Directions:
Print the data exactly as written, line for line, and leave its pictures behind.

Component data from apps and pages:
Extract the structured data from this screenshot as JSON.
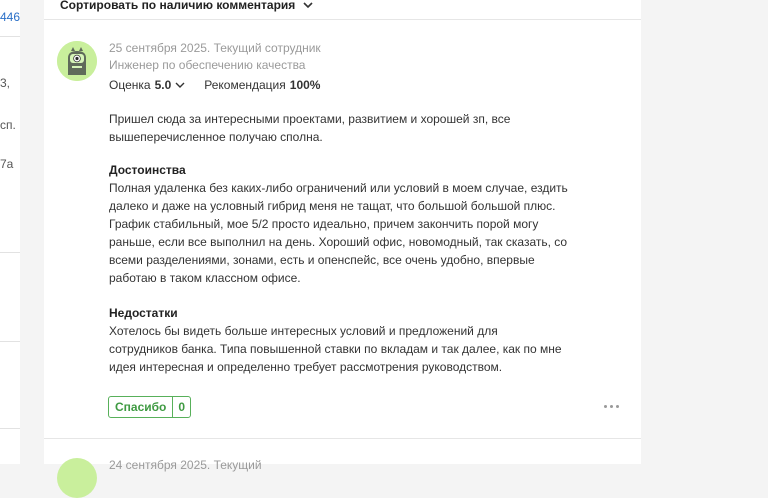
{
  "sort": {
    "label": "Сортировать по наличию комментария"
  },
  "left_fragments": [
    "446",
    "3,",
    "сп.",
    "7а"
  ],
  "review": {
    "date": "25 сентября 2025. Текущий сотрудник",
    "position": "Инженер по обеспечению качества",
    "rating_label": "Оценка",
    "rating_value": "5.0",
    "recommend_label": "Рекомендация",
    "recommend_value": "100%",
    "intro": "Пришел сюда за интересными проектами, развитием и хорошей зп, все вышеперечисленное получаю сполна.",
    "pros_title": "Достоинства",
    "pros_text": "Полная удаленка без каких-либо ограничений или условий в моем случае, ездить далеко и даже на условный гибрид меня не тащат, что большой большой плюс. График стабильный, мое 5/2 просто идеально, причем закончить порой могу раньше, если все выполнил на день. Хороший офис, новомодный, так сказать, со всеми разделениями, зонами, есть и опенспейс, все очень удобно, впервые работаю в таком классном офисе.",
    "cons_title": "Недостатки",
    "cons_text": "Хотелось бы видеть больше интересных условий и предложений для сотрудников банка. Типа повышенной ставки по вкладам и так далее, как по мне идея интересная и определенно требует рассмотрения руководством.",
    "thanks_label": "Спасибо",
    "thanks_count": "0"
  },
  "next_review": {
    "date_partial": "24 сентября 2025. Текущий"
  },
  "colors": {
    "accent_green": "#58b05a",
    "link_blue": "#2a6fc7",
    "avatar_bg": "#c9ef9c"
  },
  "icons": [
    "chevron-down-icon",
    "avatar-monster-icon",
    "more-dots-icon"
  ]
}
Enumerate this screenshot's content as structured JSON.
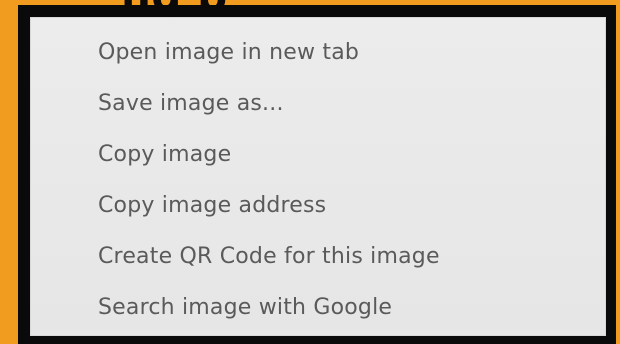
{
  "context_menu": {
    "items": [
      {
        "label": "Open image in new tab"
      },
      {
        "label": "Save image as..."
      },
      {
        "label": "Copy image"
      },
      {
        "label": "Copy image address"
      },
      {
        "label": "Create QR Code for this image"
      },
      {
        "label": "Search image with Google"
      }
    ]
  },
  "colors": {
    "background_accent": "#f29c1f",
    "frame": "#0a0a0a",
    "menu_background": "#e9e9e9",
    "menu_text": "#5a5a5a"
  }
}
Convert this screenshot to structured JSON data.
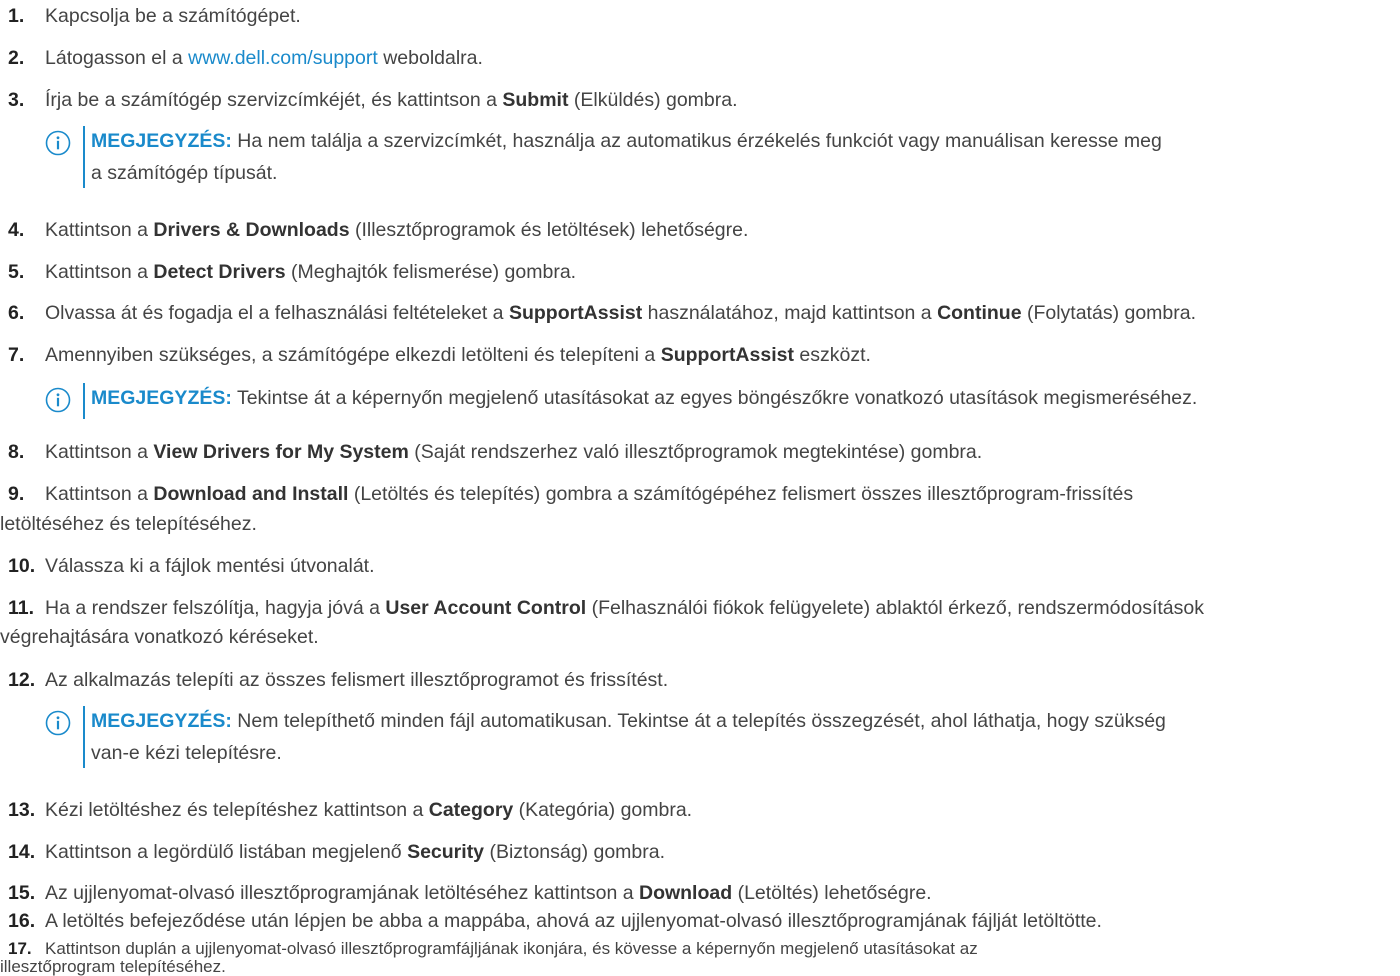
{
  "steps": [
    {
      "num": "1.",
      "text": "Kapcsolja be a számítógépet."
    },
    {
      "num": "2.",
      "pre": "Látogasson el a ",
      "link": "www.dell.com/support",
      "post": " weboldalra."
    },
    {
      "num": "3.",
      "pre": "Írja be a számítógép szervizcímkéjét, és kattintson a ",
      "bold": "Submit",
      "post": " (Elküldés) gombra."
    },
    {
      "num": "4.",
      "pre": "Kattintson a ",
      "bold": "Drivers & Downloads",
      "post": " (Illesztőprogramok és letöltések) lehetőségre."
    },
    {
      "num": "5.",
      "pre": "Kattintson a ",
      "bold": "Detect Drivers",
      "post": " (Meghajtók felismerése) gombra."
    },
    {
      "num": "6.",
      "pre": "Olvassa át és fogadja el a felhasználási feltételeket a ",
      "bold": "SupportAssist",
      "mid": " használatához, majd kattintson a ",
      "bold2": "Continue",
      "post": " (Folytatás) gombra."
    },
    {
      "num": "7.",
      "pre": "Amennyiben szükséges, a számítógépe elkezdi letölteni és telepíteni a ",
      "bold": "SupportAssist",
      "post": " eszközt."
    },
    {
      "num": "8.",
      "pre": "Kattintson a ",
      "bold": "View Drivers for My System",
      "post": " (Saját rendszerhez való illesztőprogramok megtekintése) gombra."
    },
    {
      "num": "9.",
      "pre": "Kattintson a ",
      "bold": "Download and Install",
      "post": " (Letöltés és telepítés) gombra a számítógépéhez felismert összes illesztőprogram-frissítés",
      "cont": "letöltéséhez és telepítéséhez."
    },
    {
      "num": "10.",
      "text": "Válassza ki a fájlok mentési útvonalát."
    },
    {
      "num": "11.",
      "pre": "Ha a rendszer felszólítja, hagyja jóvá a ",
      "bold": "User Account Control",
      "post": " (Felhasználói fiókok felügyelete) ablaktól érkező, rendszermódosítások",
      "cont": "végrehajtására vonatkozó kéréseket."
    },
    {
      "num": "12.",
      "text": "Az alkalmazás telepíti az összes felismert illesztőprogramot és frissítést."
    },
    {
      "num": "13.",
      "pre": "Kézi letöltéshez és telepítéshez kattintson a ",
      "bold": "Category",
      "post": " (Kategória) gombra."
    },
    {
      "num": "14.",
      "pre": "Kattintson a legördülő listában megjelenő ",
      "bold": "Security",
      "post": " (Biztonság) gombra."
    },
    {
      "num": "15.",
      "pre": "Az ujjlenyomat-olvasó illesztőprogramjának letöltéséhez kattintson a ",
      "bold": "Download",
      "post": " (Letöltés) lehetőségre."
    },
    {
      "num": "16.",
      "text": "A letöltés befejeződése után lépjen be abba a mappába, ahová az ujjlenyomat-olvasó illesztőprogramjának fájlját letöltötte."
    },
    {
      "num": "17.",
      "text": "Kattintson duplán a ujjlenyomat-olvasó illesztőprogramfájljának ikonjára, és kövesse a képernyőn megjelenő utasításokat az",
      "cont": "illesztőprogram telepítéséhez."
    }
  ],
  "notes": [
    {
      "label": "MEGJEGYZÉS:",
      "text": " Ha nem találja a szervizcímkét, használja az automatikus érzékelés funkciót vagy manuálisan keresse meg",
      "cont": "a számítógép típusát."
    },
    {
      "label": "MEGJEGYZÉS:",
      "text": " Tekintse át a képernyőn megjelenő utasításokat az egyes böngészőkre vonatkozó utasítások megismeréséhez."
    },
    {
      "label": "MEGJEGYZÉS:",
      "text": " Nem telepíthető minden fájl automatikusan. Tekintse át a telepítés összegzését, ahol láthatja, hogy szükség",
      "cont": "van-e kézi telepítésre."
    }
  ],
  "colors": {
    "link": "#1a8acb",
    "note_accent": "#1a8acb",
    "text": "#444444"
  },
  "icons": {
    "note": "info-circle-icon"
  }
}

Problem solution:
Extract the structured data from this screenshot as JSON.
{
  "sort": {
    "label": "Сортировать по наличию комментария"
  },
  "left_fragments": [
    "446",
    "3,",
    "сп.",
    "7а"
  ],
  "review": {
    "date": "25 сентября 2025. Текущий сотрудник",
    "position": "Инженер по обеспечению качества",
    "rating_label": "Оценка",
    "rating_value": "5.0",
    "recommend_label": "Рекомендация",
    "recommend_value": "100%",
    "intro": "Пришел сюда за интересными проектами, развитием и хорошей зп, все вышеперечисленное получаю сполна.",
    "pros_title": "Достоинства",
    "pros_text": "Полная удаленка без каких-либо ограничений или условий в моем случае, ездить далеко и даже на условный гибрид меня не тащат, что большой большой плюс. График стабильный, мое 5/2 просто идеально, причем закончить порой могу раньше, если все выполнил на день. Хороший офис, новомодный, так сказать, со всеми разделениями, зонами, есть и опенспейс, все очень удобно, впервые работаю в таком классном офисе.",
    "cons_title": "Недостатки",
    "cons_text": "Хотелось бы видеть больше интересных условий и предложений для сотрудников банка. Типа повышенной ставки по вкладам и так далее, как по мне идея интересная и определенно требует рассмотрения руководством.",
    "thanks_label": "Спасибо",
    "thanks_count": "0"
  },
  "next_review": {
    "date_partial": "24 сентября 2025. Текущий"
  },
  "colors": {
    "accent_green": "#58b05a",
    "link_blue": "#2a6fc7",
    "avatar_bg": "#c9ef9c"
  },
  "icons": [
    "chevron-down-icon",
    "avatar-monster-icon",
    "more-dots-icon"
  ]
}
Enumerate this screenshot's content as structured JSON.
{
  "context_menu": {
    "items": [
      {
        "label": "Open image in new tab"
      },
      {
        "label": "Save image as..."
      },
      {
        "label": "Copy image"
      },
      {
        "label": "Copy image address"
      },
      {
        "label": "Create QR Code for this image"
      },
      {
        "label": "Search image with Google"
      }
    ]
  },
  "colors": {
    "background_accent": "#f29c1f",
    "frame": "#0a0a0a",
    "menu_background": "#e9e9e9",
    "menu_text": "#5a5a5a"
  }
}
Convert this screenshot to structured JSON data.
{
  "steps": [
    {
      "num": "1.",
      "text": "Kapcsolja be a számítógépet."
    },
    {
      "num": "2.",
      "pre": "Látogasson el a ",
      "link": "www.dell.com/support",
      "post": " weboldalra."
    },
    {
      "num": "3.",
      "pre": "Írja be a számítógép szervizcímkéjét, és kattintson a ",
      "bold": "Submit",
      "post": " (Elküldés) gombra."
    },
    {
      "num": "4.",
      "pre": "Kattintson a ",
      "bold": "Drivers & Downloads",
      "post": " (Illesztőprogramok és letöltések) lehetőségre."
    },
    {
      "num": "5.",
      "pre": "Kattintson a ",
      "bold": "Detect Drivers",
      "post": " (Meghajtók felismerése) gombra."
    },
    {
      "num": "6.",
      "pre": "Olvassa át és fogadja el a felhasználási feltételeket a ",
      "bold": "SupportAssist",
      "mid": " használatához, majd kattintson a ",
      "bold2": "Continue",
      "post": " (Folytatás) gombra."
    },
    {
      "num": "7.",
      "pre": "Amennyiben szükséges, a számítógépe elkezdi letölteni és telepíteni a ",
      "bold": "SupportAssist",
      "post": " eszközt."
    },
    {
      "num": "8.",
      "pre": "Kattintson a ",
      "bold": "View Drivers for My System",
      "post": " (Saját rendszerhez való illesztőprogramok megtekintése) gombra."
    },
    {
      "num": "9.",
      "pre": "Kattintson a ",
      "bold": "Download and Install",
      "post": " (Letöltés és telepítés) gombra a számítógépéhez felismert összes illesztőprogram-frissítés",
      "cont": "letöltéséhez és telepítéséhez."
    },
    {
      "num": "10.",
      "text": "Válassza ki a fájlok mentési útvonalát."
    },
    {
      "num": "11.",
      "pre": "Ha a rendszer felszólítja, hagyja jóvá a ",
      "bold": "User Account Control",
      "post": " (Felhasználói fiókok felügyelete) ablaktól érkező, rendszermódosítások",
      "cont": "végrehajtására vonatkozó kéréseket."
    },
    {
      "num": "12.",
      "text": "Az alkalmazás telepíti az összes felismert illesztőprogramot és frissítést."
    },
    {
      "num": "13.",
      "pre": "Kézi letöltéshez és telepítéshez kattintson a ",
      "bold": "Category",
      "post": " (Kategória) gombra."
    },
    {
      "num": "14.",
      "pre": "Kattintson a legördülő listában megjelenő ",
      "bold": "Security",
      "post": " (Biztonság) gombra."
    },
    {
      "num": "15.",
      "pre": "Az ujjlenyomat-olvasó illesztőprogramjának letöltéséhez kattintson a ",
      "bold": "Download",
      "post": " (Letöltés) lehetőségre."
    },
    {
      "num": "16.",
      "text": "A letöltés befejeződése után lépjen be abba a mappába, ahová az ujjlenyomat-olvasó illesztőprogramjának fájlját letöltötte."
    },
    {
      "num": "17.",
      "text": "Kattintson duplán a ujjlenyomat-olvasó illesztőprogramfájljának ikonjára, és kövesse a képernyőn megjelenő utasításokat az",
      "cont": "illesztőprogram telepítéséhez."
    }
  ],
  "notes": [
    {
      "label": "MEGJEGYZÉS:",
      "text": " Ha nem találja a szervizcímkét, használja az automatikus érzékelés funkciót vagy manuálisan keresse meg",
      "cont": "a számítógép típusát."
    },
    {
      "label": "MEGJEGYZÉS:",
      "text": " Tekintse át a képernyőn megjelenő utasításokat az egyes böngészőkre vonatkozó utasítások megismeréséhez."
    },
    {
      "label": "MEGJEGYZÉS:",
      "text": " Nem telepíthető minden fájl automatikusan. Tekintse át a telepítés összegzését, ahol láthatja, hogy szükség",
      "cont": "van-e kézi telepítésre."
    }
  ],
  "colors": {
    "link": "#1a8acb",
    "note_accent": "#1a8acb",
    "text": "#444444"
  },
  "icons": {
    "note": "info-circle-icon"
  }
}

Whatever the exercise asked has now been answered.